TASK STATEMENT
Only an exact, complete copy of the listing will serve as the answer.

DATA FOR THE TASK
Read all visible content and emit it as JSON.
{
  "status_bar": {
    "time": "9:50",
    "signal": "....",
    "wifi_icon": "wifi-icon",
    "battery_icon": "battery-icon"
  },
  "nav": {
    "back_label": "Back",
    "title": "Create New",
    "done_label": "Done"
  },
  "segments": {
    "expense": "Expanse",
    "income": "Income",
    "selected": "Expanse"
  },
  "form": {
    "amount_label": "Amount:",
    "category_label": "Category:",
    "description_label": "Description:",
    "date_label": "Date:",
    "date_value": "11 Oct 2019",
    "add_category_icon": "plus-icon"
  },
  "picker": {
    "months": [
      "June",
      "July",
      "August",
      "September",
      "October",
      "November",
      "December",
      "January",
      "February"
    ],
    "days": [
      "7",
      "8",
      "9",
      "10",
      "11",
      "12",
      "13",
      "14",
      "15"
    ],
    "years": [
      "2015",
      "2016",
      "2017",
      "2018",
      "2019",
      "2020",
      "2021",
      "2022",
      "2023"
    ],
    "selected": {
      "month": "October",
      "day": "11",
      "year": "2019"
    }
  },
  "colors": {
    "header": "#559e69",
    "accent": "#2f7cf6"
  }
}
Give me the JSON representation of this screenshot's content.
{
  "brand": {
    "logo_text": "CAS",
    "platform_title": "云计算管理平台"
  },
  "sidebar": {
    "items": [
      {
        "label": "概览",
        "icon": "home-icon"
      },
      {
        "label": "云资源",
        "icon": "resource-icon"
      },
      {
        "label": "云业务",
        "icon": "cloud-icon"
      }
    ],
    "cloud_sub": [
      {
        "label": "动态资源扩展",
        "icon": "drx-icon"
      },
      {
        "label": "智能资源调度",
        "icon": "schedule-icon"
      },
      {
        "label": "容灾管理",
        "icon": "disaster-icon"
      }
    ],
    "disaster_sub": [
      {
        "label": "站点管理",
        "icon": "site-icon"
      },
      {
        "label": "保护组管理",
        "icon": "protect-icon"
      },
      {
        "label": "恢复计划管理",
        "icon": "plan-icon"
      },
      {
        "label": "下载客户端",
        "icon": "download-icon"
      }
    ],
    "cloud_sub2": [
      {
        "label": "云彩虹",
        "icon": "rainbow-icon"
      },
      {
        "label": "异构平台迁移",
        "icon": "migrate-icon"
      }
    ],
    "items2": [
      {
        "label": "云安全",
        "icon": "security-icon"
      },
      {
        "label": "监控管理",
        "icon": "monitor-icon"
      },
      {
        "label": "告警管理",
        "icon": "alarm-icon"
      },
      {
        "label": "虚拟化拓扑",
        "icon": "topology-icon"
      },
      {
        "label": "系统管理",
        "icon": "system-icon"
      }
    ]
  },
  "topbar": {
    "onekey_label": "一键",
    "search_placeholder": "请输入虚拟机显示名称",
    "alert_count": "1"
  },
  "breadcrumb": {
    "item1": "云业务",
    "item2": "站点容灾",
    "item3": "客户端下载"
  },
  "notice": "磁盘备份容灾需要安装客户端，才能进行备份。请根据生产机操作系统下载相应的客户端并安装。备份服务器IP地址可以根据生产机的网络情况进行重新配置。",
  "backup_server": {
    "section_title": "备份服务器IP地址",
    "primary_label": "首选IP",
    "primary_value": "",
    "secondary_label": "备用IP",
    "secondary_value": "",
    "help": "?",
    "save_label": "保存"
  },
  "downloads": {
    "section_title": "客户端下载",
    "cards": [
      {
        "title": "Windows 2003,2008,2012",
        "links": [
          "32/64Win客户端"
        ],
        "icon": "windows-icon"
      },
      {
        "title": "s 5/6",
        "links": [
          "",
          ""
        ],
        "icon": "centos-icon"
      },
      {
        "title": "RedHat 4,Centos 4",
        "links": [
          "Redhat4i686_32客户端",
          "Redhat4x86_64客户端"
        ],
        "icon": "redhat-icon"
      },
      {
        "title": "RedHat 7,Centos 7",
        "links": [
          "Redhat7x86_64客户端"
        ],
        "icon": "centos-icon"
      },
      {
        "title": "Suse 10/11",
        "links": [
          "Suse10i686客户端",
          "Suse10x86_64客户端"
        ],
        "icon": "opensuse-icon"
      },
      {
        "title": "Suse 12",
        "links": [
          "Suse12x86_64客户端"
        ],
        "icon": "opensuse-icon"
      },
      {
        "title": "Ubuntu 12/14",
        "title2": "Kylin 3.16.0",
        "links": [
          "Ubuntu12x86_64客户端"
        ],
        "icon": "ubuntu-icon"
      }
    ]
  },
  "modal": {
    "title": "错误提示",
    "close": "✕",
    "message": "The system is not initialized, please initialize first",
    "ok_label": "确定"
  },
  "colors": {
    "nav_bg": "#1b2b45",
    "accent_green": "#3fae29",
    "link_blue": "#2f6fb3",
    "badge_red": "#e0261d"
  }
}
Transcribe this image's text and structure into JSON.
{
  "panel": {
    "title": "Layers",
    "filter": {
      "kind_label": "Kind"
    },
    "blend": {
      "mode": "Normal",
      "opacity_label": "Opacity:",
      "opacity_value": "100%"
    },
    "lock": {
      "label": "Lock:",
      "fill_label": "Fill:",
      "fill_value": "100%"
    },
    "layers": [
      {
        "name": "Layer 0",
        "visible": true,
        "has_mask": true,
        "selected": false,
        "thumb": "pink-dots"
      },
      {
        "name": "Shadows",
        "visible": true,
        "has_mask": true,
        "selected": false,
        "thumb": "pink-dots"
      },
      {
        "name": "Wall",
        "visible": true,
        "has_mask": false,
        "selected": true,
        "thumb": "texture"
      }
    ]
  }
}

YOUR RESPONSE
Read all visible content and emit it as JSON.
{
  "status_bar": {
    "time": "9:50",
    "signal": "....",
    "wifi_icon": "wifi-icon",
    "battery_icon": "battery-icon"
  },
  "nav": {
    "back_label": "Back",
    "title": "Create New",
    "done_label": "Done"
  },
  "segments": {
    "expense": "Expanse",
    "income": "Income",
    "selected": "Expanse"
  },
  "form": {
    "amount_label": "Amount:",
    "category_label": "Category:",
    "description_label": "Description:",
    "date_label": "Date:",
    "date_value": "11 Oct 2019",
    "add_category_icon": "plus-icon"
  },
  "picker": {
    "months": [
      "June",
      "July",
      "August",
      "September",
      "October",
      "November",
      "December",
      "January",
      "February"
    ],
    "days": [
      "7",
      "8",
      "9",
      "10",
      "11",
      "12",
      "13",
      "14",
      "15"
    ],
    "years": [
      "2015",
      "2016",
      "2017",
      "2018",
      "2019",
      "2020",
      "2021",
      "2022",
      "2023"
    ],
    "selected": {
      "month": "October",
      "day": "11",
      "year": "2019"
    }
  },
  "colors": {
    "header": "#559e69",
    "accent": "#2f7cf6"
  }
}
Give me the JSON representation of this screenshot's content.
{
  "brand": {
    "logo_text": "CAS",
    "platform_title": "云计算管理平台"
  },
  "sidebar": {
    "items": [
      {
        "label": "概览",
        "icon": "home-icon"
      },
      {
        "label": "云资源",
        "icon": "resource-icon"
      },
      {
        "label": "云业务",
        "icon": "cloud-icon"
      }
    ],
    "cloud_sub": [
      {
        "label": "动态资源扩展",
        "icon": "drx-icon"
      },
      {
        "label": "智能资源调度",
        "icon": "schedule-icon"
      },
      {
        "label": "容灾管理",
        "icon": "disaster-icon"
      }
    ],
    "disaster_sub": [
      {
        "label": "站点管理",
        "icon": "site-icon"
      },
      {
        "label": "保护组管理",
        "icon": "protect-icon"
      },
      {
        "label": "恢复计划管理",
        "icon": "plan-icon"
      },
      {
        "label": "下载客户端",
        "icon": "download-icon"
      }
    ],
    "cloud_sub2": [
      {
        "label": "云彩虹",
        "icon": "rainbow-icon"
      },
      {
        "label": "异构平台迁移",
        "icon": "migrate-icon"
      }
    ],
    "items2": [
      {
        "label": "云安全",
        "icon": "security-icon"
      },
      {
        "label": "监控管理",
        "icon": "monitor-icon"
      },
      {
        "label": "告警管理",
        "icon": "alarm-icon"
      },
      {
        "label": "虚拟化拓扑",
        "icon": "topology-icon"
      },
      {
        "label": "系统管理",
        "icon": "system-icon"
      }
    ]
  },
  "topbar": {
    "onekey_label": "一键",
    "search_placeholder": "请输入虚拟机显示名称",
    "alert_count": "1"
  },
  "breadcrumb": {
    "item1": "云业务",
    "item2": "站点容灾",
    "item3": "客户端下载"
  },
  "notice": "磁盘备份容灾需要安装客户端，才能进行备份。请根据生产机操作系统下载相应的客户端并安装。备份服务器IP地址可以根据生产机的网络情况进行重新配置。",
  "backup_server": {
    "section_title": "备份服务器IP地址",
    "primary_label": "首选IP",
    "primary_value": "",
    "secondary_label": "备用IP",
    "secondary_value": "",
    "help": "?",
    "save_label": "保存"
  },
  "downloads": {
    "section_title": "客户端下载",
    "cards": [
      {
        "title": "Windows 2003,2008,2012",
        "links": [
          "32/64Win客户端"
        ],
        "icon": "windows-icon"
      },
      {
        "title": "s 5/6",
        "links": [
          "",
          ""
        ],
        "icon": "centos-icon"
      },
      {
        "title": "RedHat 4,Centos 4",
        "links": [
          "Redhat4i686_32客户端",
          "Redhat4x86_64客户端"
        ],
        "icon": "redhat-icon"
      },
      {
        "title": "RedHat 7,Centos 7",
        "links": [
          "Redhat7x86_64客户端"
        ],
        "icon": "centos-icon"
      },
      {
        "title": "Suse 10/11",
        "links": [
          "Suse10i686客户端",
          "Suse10x86_64客户端"
        ],
        "icon": "opensuse-icon"
      },
      {
        "title": "Suse 12",
        "links": [
          "Suse12x86_64客户端"
        ],
        "icon": "opensuse-icon"
      },
      {
        "title": "Ubuntu 12/14",
        "title2": "Kylin 3.16.0",
        "links": [
          "Ubuntu12x86_64客户端"
        ],
        "icon": "ubuntu-icon"
      }
    ]
  },
  "modal": {
    "title": "错误提示",
    "close": "✕",
    "message": "The system is not initialized, please initialize first",
    "ok_label": "确定"
  },
  "colors": {
    "nav_bg": "#1b2b45",
    "accent_green": "#3fae29",
    "link_blue": "#2f6fb3",
    "badge_red": "#e0261d"
  }
}
Transcribe this image's text and structure into JSON.
{
  "panel": {
    "title": "Layers",
    "filter": {
      "kind_label": "Kind"
    },
    "blend": {
      "mode": "Normal",
      "opacity_label": "Opacity:",
      "opacity_value": "100%"
    },
    "lock": {
      "label": "Lock:",
      "fill_label": "Fill:",
      "fill_value": "100%"
    },
    "layers": [
      {
        "name": "Layer 0",
        "visible": true,
        "has_mask": true,
        "selected": false,
        "thumb": "pink-dots"
      },
      {
        "name": "Shadows",
        "visible": true,
        "has_mask": true,
        "selected": false,
        "thumb": "pink-dots"
      },
      {
        "name": "Wall",
        "visible": true,
        "has_mask": false,
        "selected": true,
        "thumb": "texture"
      }
    ]
  }
}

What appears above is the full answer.